- Work instructions:
Leaving out the images, repeat all the lines below exactly.
(Beginning of Records shown)
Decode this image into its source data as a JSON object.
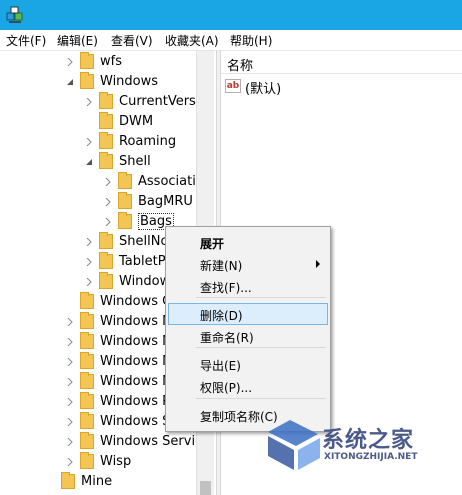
{
  "menubar": {
    "items": [
      "文件(F)",
      "编辑(E)",
      "查看(V)",
      "收藏夹(A)",
      "帮助(H)"
    ]
  },
  "tree": {
    "items": [
      {
        "label": "wfs",
        "expander": "collapsed"
      },
      {
        "label": "Windows",
        "expander": "expanded"
      },
      {
        "label": "CurrentVersic",
        "expander": "collapsed"
      },
      {
        "label": "DWM",
        "expander": "none"
      },
      {
        "label": "Roaming",
        "expander": "collapsed"
      },
      {
        "label": "Shell",
        "expander": "expanded"
      },
      {
        "label": "Associatic",
        "expander": "collapsed"
      },
      {
        "label": "BagMRU",
        "expander": "collapsed"
      },
      {
        "label": "Bags",
        "expander": "collapsed",
        "selected": true
      },
      {
        "label": "ShellNo",
        "expander": "collapsed"
      },
      {
        "label": "TabletP",
        "expander": "collapsed"
      },
      {
        "label": "Window",
        "expander": "collapsed"
      },
      {
        "label": "Windows C",
        "expander": "none"
      },
      {
        "label": "Windows M",
        "expander": "collapsed"
      },
      {
        "label": "Windows M",
        "expander": "collapsed"
      },
      {
        "label": "Windows M",
        "expander": "collapsed"
      },
      {
        "label": "Windows N",
        "expander": "collapsed"
      },
      {
        "label": "Windows P",
        "expander": "collapsed"
      },
      {
        "label": "Windows S",
        "expander": "collapsed"
      },
      {
        "label": "Windows Service",
        "expander": "collapsed"
      },
      {
        "label": "Wisp",
        "expander": "collapsed"
      },
      {
        "label": "Mine",
        "expander": "none"
      }
    ]
  },
  "list": {
    "column_name": "名称",
    "rows": [
      {
        "value": "(默认)",
        "type_icon": "ab-string-icon",
        "icon_text": "ab"
      }
    ]
  },
  "context_menu": {
    "items": [
      {
        "label": "展开",
        "bold": true
      },
      {
        "label": "新建(N)",
        "submenu": true
      },
      {
        "label": "查找(F)..."
      },
      {
        "label": "删除(D)",
        "highlighted": true
      },
      {
        "label": "重命名(R)"
      },
      {
        "label": "导出(E)"
      },
      {
        "label": "权限(P)..."
      },
      {
        "label": "复制项名称(C)"
      }
    ]
  },
  "watermark": {
    "title": "系统之家",
    "url": "XITONGZHIJIA.NET"
  },
  "colors": {
    "titlebar": "#1aa6e4",
    "folder": "#f3c555",
    "highlight": "#dceefc"
  }
}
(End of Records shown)
- Solution to the exercise:
Decode this image into its source data as a JSON object.
{
  "menubar": {
    "items": [
      "文件(F)",
      "编辑(E)",
      "查看(V)",
      "收藏夹(A)",
      "帮助(H)"
    ]
  },
  "tree": {
    "items": [
      {
        "label": "wfs",
        "expander": "collapsed"
      },
      {
        "label": "Windows",
        "expander": "expanded"
      },
      {
        "label": "CurrentVersic",
        "expander": "collapsed"
      },
      {
        "label": "DWM",
        "expander": "none"
      },
      {
        "label": "Roaming",
        "expander": "collapsed"
      },
      {
        "label": "Shell",
        "expander": "expanded"
      },
      {
        "label": "Associatic",
        "expander": "collapsed"
      },
      {
        "label": "BagMRU",
        "expander": "collapsed"
      },
      {
        "label": "Bags",
        "expander": "collapsed",
        "selected": true
      },
      {
        "label": "ShellNo",
        "expander": "collapsed"
      },
      {
        "label": "TabletP",
        "expander": "collapsed"
      },
      {
        "label": "Window",
        "expander": "collapsed"
      },
      {
        "label": "Windows C",
        "expander": "none"
      },
      {
        "label": "Windows M",
        "expander": "collapsed"
      },
      {
        "label": "Windows M",
        "expander": "collapsed"
      },
      {
        "label": "Windows M",
        "expander": "collapsed"
      },
      {
        "label": "Windows N",
        "expander": "collapsed"
      },
      {
        "label": "Windows P",
        "expander": "collapsed"
      },
      {
        "label": "Windows S",
        "expander": "collapsed"
      },
      {
        "label": "Windows Service",
        "expander": "collapsed"
      },
      {
        "label": "Wisp",
        "expander": "collapsed"
      },
      {
        "label": "Mine",
        "expander": "none"
      }
    ]
  },
  "list": {
    "column_name": "名称",
    "rows": [
      {
        "value": "(默认)",
        "type_icon": "ab-string-icon",
        "icon_text": "ab"
      }
    ]
  },
  "context_menu": {
    "items": [
      {
        "label": "展开",
        "bold": true
      },
      {
        "label": "新建(N)",
        "submenu": true
      },
      {
        "label": "查找(F)..."
      },
      {
        "label": "删除(D)",
        "highlighted": true
      },
      {
        "label": "重命名(R)"
      },
      {
        "label": "导出(E)"
      },
      {
        "label": "权限(P)..."
      },
      {
        "label": "复制项名称(C)"
      }
    ]
  },
  "watermark": {
    "title": "系统之家",
    "url": "XITONGZHIJIA.NET"
  },
  "colors": {
    "titlebar": "#1aa6e4",
    "folder": "#f3c555",
    "highlight": "#dceefc"
  }
}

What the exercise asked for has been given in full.